:: Dataset content ::
==========

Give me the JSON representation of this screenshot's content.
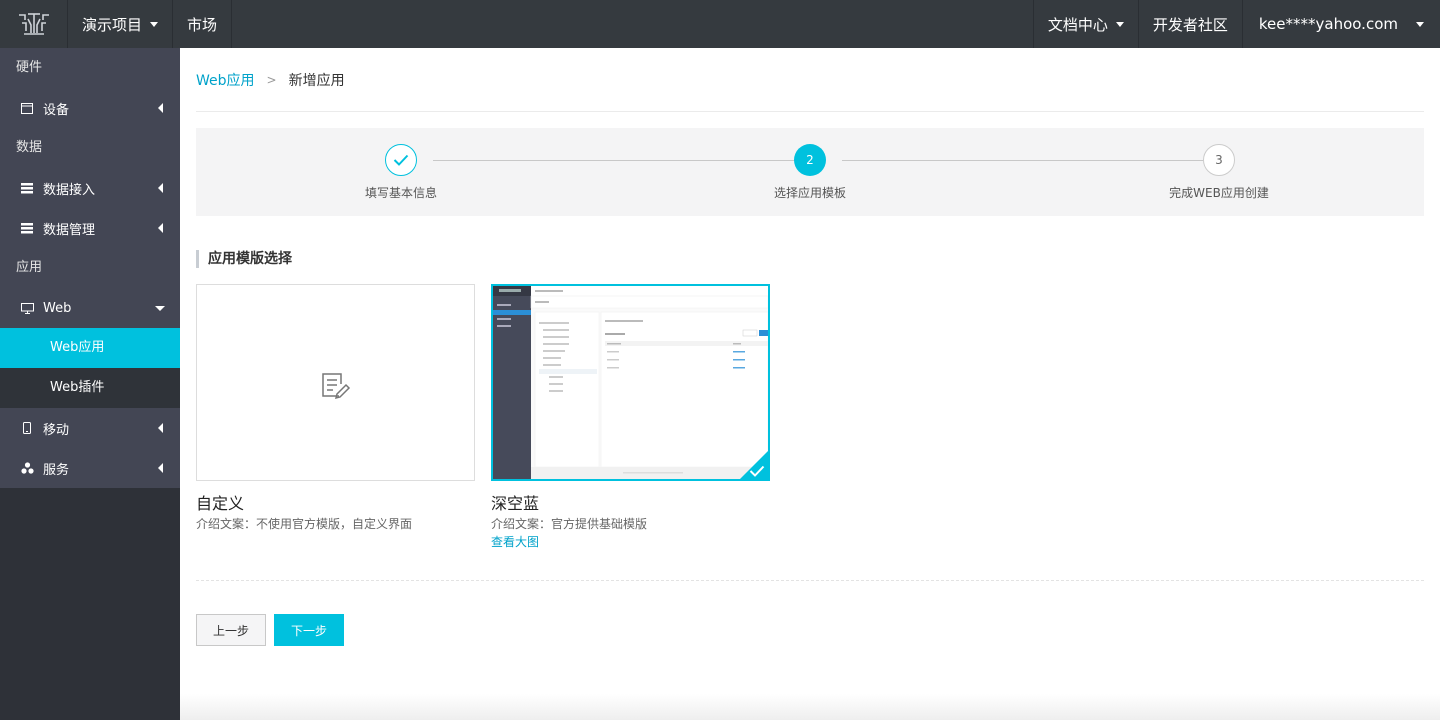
{
  "topbar": {
    "project": "演示项目",
    "market": "市场",
    "docs": "文档中心",
    "community": "开发者社区",
    "user": "kee****yahoo.com"
  },
  "sidebar": {
    "sections": {
      "hardware": "硬件",
      "data": "数据",
      "app": "应用"
    },
    "items": {
      "device": "设备",
      "data_access": "数据接入",
      "data_manage": "数据管理",
      "web": "Web",
      "web_app": "Web应用",
      "web_plugin": "Web插件",
      "mobile": "移动",
      "service": "服务"
    }
  },
  "breadcrumb": {
    "parent": "Web应用",
    "separator": ">",
    "current": "新增应用"
  },
  "steps": [
    {
      "number": "1",
      "label": "填写基本信息",
      "state": "done"
    },
    {
      "number": "2",
      "label": "选择应用模板",
      "state": "active"
    },
    {
      "number": "3",
      "label": "完成WEB应用创建",
      "state": "todo"
    }
  ],
  "section_title": "应用模版选择",
  "templates": [
    {
      "name": "自定义",
      "desc": "介绍文案：不使用官方模版，自定义界面",
      "link": ""
    },
    {
      "name": "深空蓝",
      "desc": "介绍文案：官方提供基础模版",
      "link": "查看大图"
    }
  ],
  "buttons": {
    "prev": "上一步",
    "next": "下一步"
  },
  "colors": {
    "accent": "#00c1de",
    "topbar": "#353a3f",
    "sidebar": "#434654"
  }
}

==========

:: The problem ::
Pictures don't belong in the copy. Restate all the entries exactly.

:: Solution ::
Give me the JSON representation of this screenshot's content.
{
  "topbar": {
    "project": "演示项目",
    "market": "市场",
    "docs": "文档中心",
    "community": "开发者社区",
    "user": "kee****yahoo.com"
  },
  "sidebar": {
    "sections": {
      "hardware": "硬件",
      "data": "数据",
      "app": "应用"
    },
    "items": {
      "device": "设备",
      "data_access": "数据接入",
      "data_manage": "数据管理",
      "web": "Web",
      "web_app": "Web应用",
      "web_plugin": "Web插件",
      "mobile": "移动",
      "service": "服务"
    }
  },
  "breadcrumb": {
    "parent": "Web应用",
    "separator": ">",
    "current": "新增应用"
  },
  "steps": [
    {
      "number": "1",
      "label": "填写基本信息",
      "state": "done"
    },
    {
      "number": "2",
      "label": "选择应用模板",
      "state": "active"
    },
    {
      "number": "3",
      "label": "完成WEB应用创建",
      "state": "todo"
    }
  ],
  "section_title": "应用模版选择",
  "templates": [
    {
      "name": "自定义",
      "desc": "介绍文案：不使用官方模版，自定义界面",
      "link": ""
    },
    {
      "name": "深空蓝",
      "desc": "介绍文案：官方提供基础模版",
      "link": "查看大图"
    }
  ],
  "buttons": {
    "prev": "上一步",
    "next": "下一步"
  },
  "colors": {
    "accent": "#00c1de",
    "topbar": "#353a3f",
    "sidebar": "#434654"
  }
}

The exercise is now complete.